The first page of the 'Jane Eyre' manuscript
The first page of the 'Jane Eyre' manuscript in Bronte's own writing.  Hulton Archive/Getty Images

The book, with some revisions, entered a second edition in January 1848, and a third in April of that same year. After Jane Eyre had proven a success, Wuthering Heights and Agnes Grey also were published. A publisher began advertising the three as a package, suggesting that the three “brothers” were really a single author. By that time Anne had also written and published The Tenant of Wildfell Hall. Charlotte and Emily went to London to claim authorship by the sisters, and their identities were made public.

Family Tragedy and Later Life

Brontë had begun a new novel, when her brother Branwell, died in April of 1848, probably of tuberculosis. Emily caught what seemed to be a cold at his funeral, and became ill. She declined quickly, refusing medical care until relenting in her last hours. She died in December. Then Anne began to show symptoms, though she, after Emily’s experience, did seek medical help. Brontë and her friend Ellen Nussey took Anne to Scarborough for a better environment, but Anne died there in May of 1849, less than a month after arriving. 

Brontë, now the last of the siblings to survive, and still living with her father, completed her new novel, Shirley: A Tale, in August, and it was published in October 1849. In November, she went to London, where she met such figures as William Makepeace Thackeray, Harriet Martineau, and Elizabeth Glaskell. She began corresponding with many of her new acquaintances and friends and refused another offer of marriage.

She republished Wuthering Heights and Agnes Grey in December 1850, with a biographical note clarifying who her sisters, the authors, really were.

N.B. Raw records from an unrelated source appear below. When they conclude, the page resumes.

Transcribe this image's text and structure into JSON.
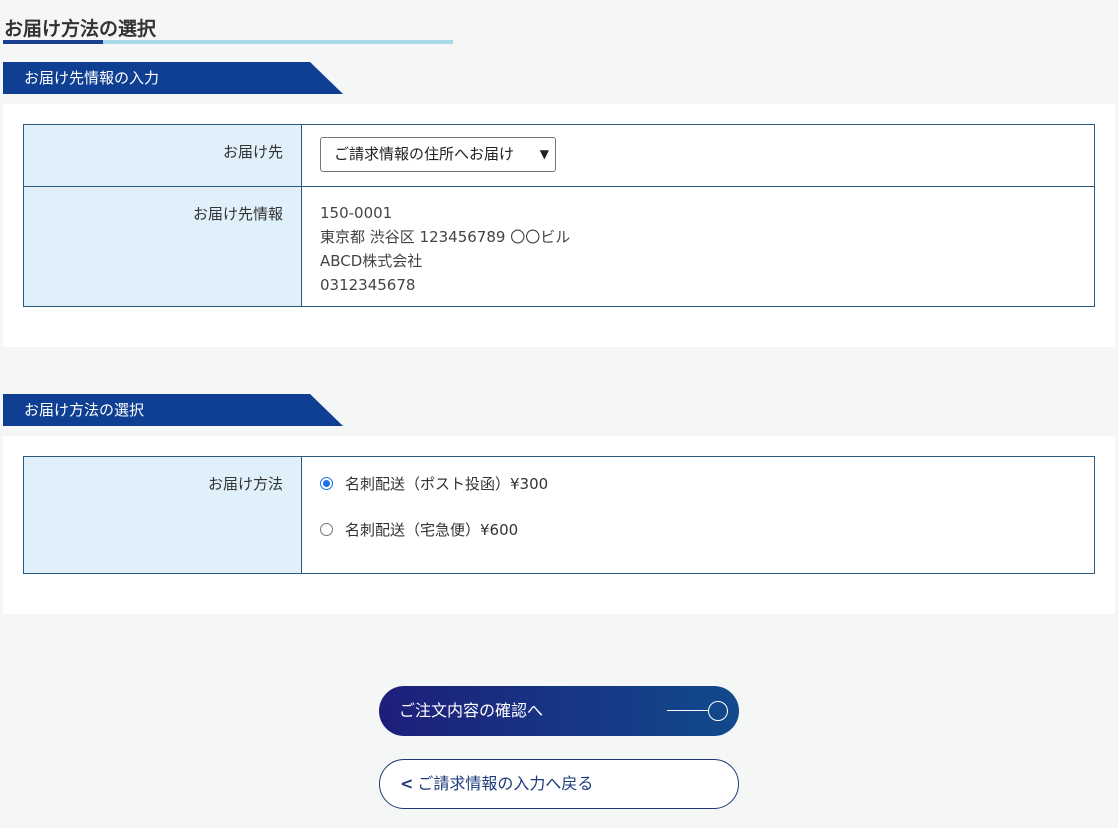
{
  "page": {
    "title": "お届け方法の選択"
  },
  "section1": {
    "tab_label": "お届け先情報の入力",
    "destination_label": "お届け先",
    "destination_selected": "ご請求情報の住所へお届け",
    "info_label": "お届け先情報",
    "address": {
      "postal_code": "150-0001",
      "street": "東京都 渋谷区 123456789 〇〇ビル",
      "company": "ABCD株式会社",
      "phone": "0312345678"
    }
  },
  "section2": {
    "tab_label": "お届け方法の選択",
    "method_label": "お届け方法",
    "options": [
      {
        "label": "名刺配送（ポスト投函）¥300",
        "checked": true
      },
      {
        "label": "名刺配送（宅急便）¥600",
        "checked": false
      }
    ]
  },
  "buttons": {
    "confirm_label": "ご注文内容の確認へ",
    "back_label": "ご請求情報の入力へ戻る"
  },
  "colors": {
    "primary": "#0f3f93",
    "label_bg": "#dff0fa",
    "border": "#2a5a7e",
    "underline": "#a9d8ea"
  }
}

The characterization of her sisters as the impractical but caring Emily and the self-denying, reclusive, not so original Anne, tended to persist once those impressions became public. Brontë heavily edited her sisters’ work, even while claiming to be advocating truthfulness about them. She suppressed the publication of Anne’s Tenant of Wildfell Hall, with its portrayal of alcoholism and a woman’s independence.

Engraving of Charlotte Bronte in a black dress
Engraving of Charlotte Bronte, mid 19th century. Stock Montage/Getty Images 

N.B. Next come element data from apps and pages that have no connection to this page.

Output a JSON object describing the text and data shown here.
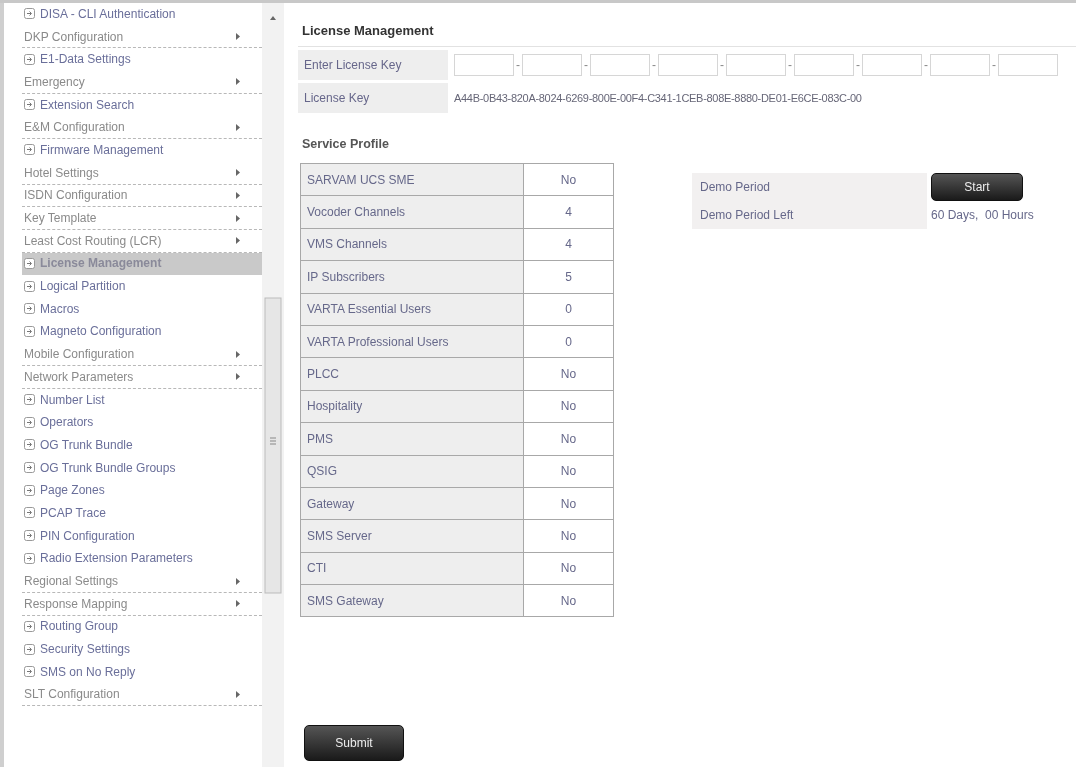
{
  "sidebar": {
    "items": [
      {
        "kind": "link",
        "label": "DISA - CLI Authentication",
        "selected": false
      },
      {
        "kind": "menu",
        "label": "DKP Configuration",
        "selected": false
      },
      {
        "kind": "link",
        "label": "E1-Data Settings",
        "selected": false
      },
      {
        "kind": "menu",
        "label": "Emergency",
        "selected": false
      },
      {
        "kind": "link",
        "label": "Extension Search",
        "selected": false
      },
      {
        "kind": "menu",
        "label": "E&M Configuration",
        "selected": false
      },
      {
        "kind": "link",
        "label": "Firmware Management",
        "selected": false
      },
      {
        "kind": "menu",
        "label": "Hotel Settings",
        "selected": false
      },
      {
        "kind": "menu",
        "label": "ISDN Configuration",
        "selected": false
      },
      {
        "kind": "menu",
        "label": "Key Template",
        "selected": false
      },
      {
        "kind": "menu",
        "label": "Least Cost Routing (LCR)",
        "selected": false
      },
      {
        "kind": "link",
        "label": "License Management",
        "selected": true
      },
      {
        "kind": "link",
        "label": "Logical Partition",
        "selected": false
      },
      {
        "kind": "link",
        "label": "Macros",
        "selected": false
      },
      {
        "kind": "link",
        "label": "Magneto Configuration",
        "selected": false
      },
      {
        "kind": "menu",
        "label": "Mobile Configuration",
        "selected": false
      },
      {
        "kind": "menu",
        "label": "Network Parameters",
        "selected": false
      },
      {
        "kind": "link",
        "label": "Number List",
        "selected": false
      },
      {
        "kind": "link",
        "label": "Operators",
        "selected": false
      },
      {
        "kind": "link",
        "label": "OG Trunk Bundle",
        "selected": false
      },
      {
        "kind": "link",
        "label": "OG Trunk Bundle Groups",
        "selected": false
      },
      {
        "kind": "link",
        "label": "Page Zones",
        "selected": false
      },
      {
        "kind": "link",
        "label": "PCAP Trace",
        "selected": false
      },
      {
        "kind": "link",
        "label": "PIN Configuration",
        "selected": false
      },
      {
        "kind": "link",
        "label": "Radio Extension Parameters",
        "selected": false
      },
      {
        "kind": "menu",
        "label": "Regional Settings",
        "selected": false
      },
      {
        "kind": "menu",
        "label": "Response Mapping",
        "selected": false
      },
      {
        "kind": "link",
        "label": "Routing Group",
        "selected": false
      },
      {
        "kind": "link",
        "label": "Security Settings",
        "selected": false
      },
      {
        "kind": "link",
        "label": "SMS on No Reply",
        "selected": false
      },
      {
        "kind": "menu",
        "label": "SLT Configuration",
        "selected": false
      }
    ]
  },
  "page": {
    "title": "License Management",
    "enter_key": {
      "label": "Enter License Key",
      "separator": "-"
    },
    "license_key": {
      "label": "License Key",
      "value": "A44B-0B43-820A-8024-6269-800E-00F4-C341-1CEB-808E-8880-DE01-E6CE-083C-00"
    },
    "section_title": "Service Profile",
    "service_profile": [
      {
        "name": "SARVAM UCS SME",
        "value": "No"
      },
      {
        "name": "Vocoder Channels",
        "value": "4"
      },
      {
        "name": "VMS Channels",
        "value": "4"
      },
      {
        "name": "IP Subscribers",
        "value": "5"
      },
      {
        "name": "VARTA Essential Users",
        "value": "0"
      },
      {
        "name": "VARTA Professional Users",
        "value": "0"
      },
      {
        "name": "PLCC",
        "value": "No"
      },
      {
        "name": "Hospitality",
        "value": "No"
      },
      {
        "name": "PMS",
        "value": "No"
      },
      {
        "name": "QSIG",
        "value": "No"
      },
      {
        "name": "Gateway",
        "value": "No"
      },
      {
        "name": "SMS Server",
        "value": "No"
      },
      {
        "name": "CTI",
        "value": "No"
      },
      {
        "name": "SMS Gateway",
        "value": "No"
      }
    ],
    "demo": {
      "period_label": "Demo Period",
      "start_button": "Start",
      "left_label": "Demo Period Left",
      "left_value": "60 Days,  00 Hours"
    },
    "submit_button": "Submit"
  }
}
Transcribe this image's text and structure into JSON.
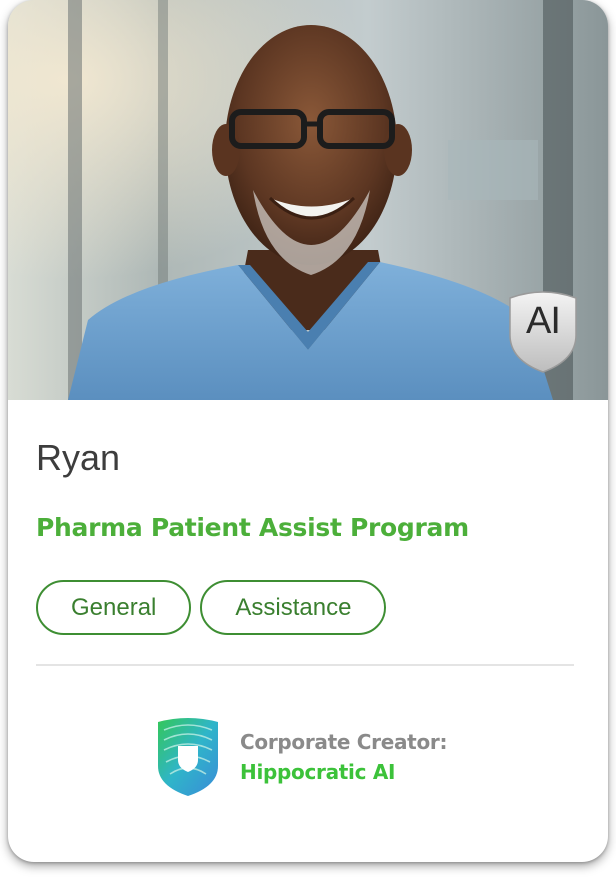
{
  "profile": {
    "name": "Ryan",
    "program": "Pharma Patient Assist Program",
    "badge": "AI",
    "photo_icon": "person-portrait-photo"
  },
  "tags": [
    {
      "label": "General"
    },
    {
      "label": "Assistance"
    }
  ],
  "creator": {
    "label": "Corporate Creator:",
    "name": "Hippocratic AI",
    "logo_icon": "shield-logo-icon"
  },
  "colors": {
    "accent_green": "#4caf3a",
    "creator_green": "#3cc23a",
    "tag_border": "#3e8e33",
    "scrubs_blue": "#6fa3cf"
  }
}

Brontë wrote Villette, publishing it in January of 1853, and split with Harriet Martineau over it, as Martineau disapproved of it. Arthur Bell Nicholls, the Rev. Brontë’s curate, surprised her with a proposal of marriage. Charlotte’s father disapproved of the proposal, and Nicholls left his post. She turned down his proposal initially, then began secretly corresponding with him until they became engaged and he returned to Haworth. They were married on June 29, 1854, and honeymooned in Ireland.

Charlotte continued her writing, beginning a new novel, Emma. She also took care of her father at Haworth. She became pregnant the year after her marriage, then found herself extremely ill. She died on March 31, 1855.

Her condition was at the time diagnosed as tuberculosis, but some have, much later, speculated that the description of symptom more likely fits the condition hyperemesis gravidarum, essentially an extreme morning sickness with dangerously excessive vomiting.

Legacy

In 1857, Elizabeth Gaskell published The Life of Charlotte Brontë, establishing the reputation of Charlotte Brontë as having suffered from a tragic life. In 1860, Thackeray published the unfinished Emma.  Her husband helped revise The Professor for publication with the encouragement of Gaskell. Two stories, "The Secret" and "Lily Hart," were not published until 1978.

By the end of the 19th century, Charlotte Brontë’s work was largely out of fashion. Interest revived in the late 20th century. Jane Eyre has been her most popular work, and has been adapted for stage, film and television and even for ballet and opera. Today, she is one of the most-read authors in the English language.

Sources

  • Fraser, Rebecca. Charlotte Brontë: A Writer's Life (2nd ed.). New York: Pegasus Books LLC, 2008.
  • Miller, Lucasta. The Brontë Myth. London: Vintage, 2002.
  • Paddock, Lisa; Rollyson, Carl. The Brontës A to Z. New York: Facts on File, 2003.